* **What the task requires**: Pull every line of the entries that has the word "pohárov".

* **Task material**:
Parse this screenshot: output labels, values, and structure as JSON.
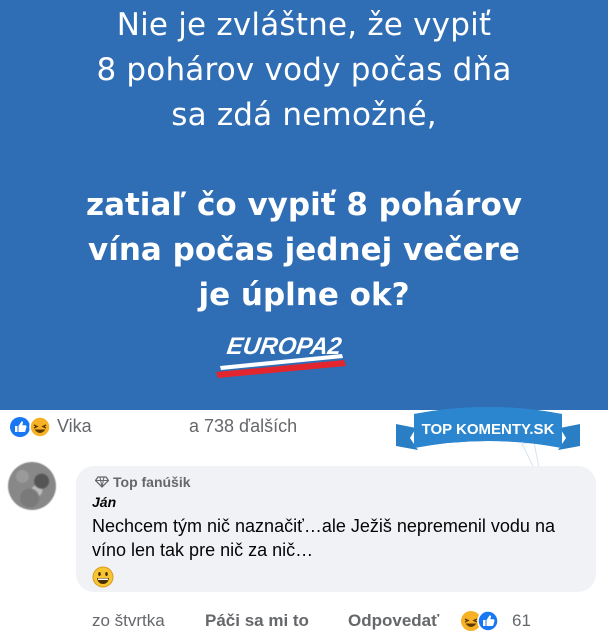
{
  "post_image": {
    "light_lines": [
      "Nie je zvláštne, že vypiť",
      "8 pohárov vody počas dňa",
      "sa zdá nemožné,"
    ],
    "bold_lines": [
      "zatiaľ čo vypiť 8 pohárov",
      "vína počas jednej večere",
      "je úplne ok?"
    ],
    "logo_text": "EUROPA2",
    "colors": {
      "background": "#2f6db4",
      "logo_red": "#e3262d"
    }
  },
  "reactions": {
    "icons": [
      "like-icon",
      "haha-icon"
    ],
    "name": "Vika",
    "others": "a 738 ďalších"
  },
  "banner": {
    "text": "TOP KOMENTY.SK"
  },
  "comment": {
    "badge": "Top fanúšik",
    "author": "Ján",
    "text": "Nechcem tým nič naznačiť…ale Ježiš nepremenil vodu na víno len tak pre nič za nič…",
    "emoji": "grinning-face-icon"
  },
  "actions": {
    "time": "zo štvrtka",
    "like": "Páči sa mi to",
    "reply": "Odpovedať",
    "reaction_count": "61"
  }
}
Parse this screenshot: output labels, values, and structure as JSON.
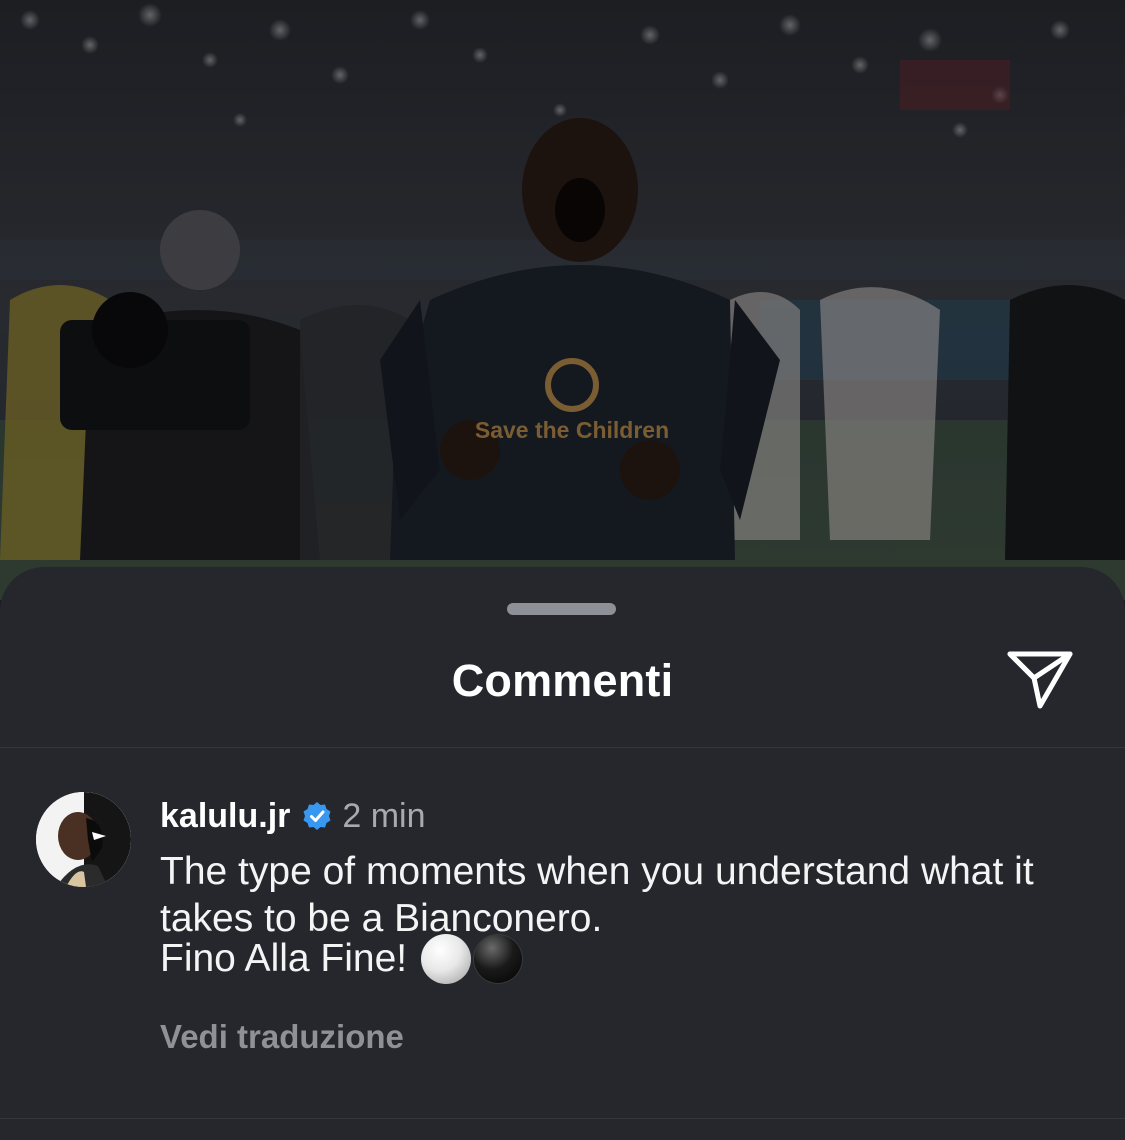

* **Task result**:
      "8 pohárov vody počas dňa",
      "zatiaľ čo vypiť 8 pohárov",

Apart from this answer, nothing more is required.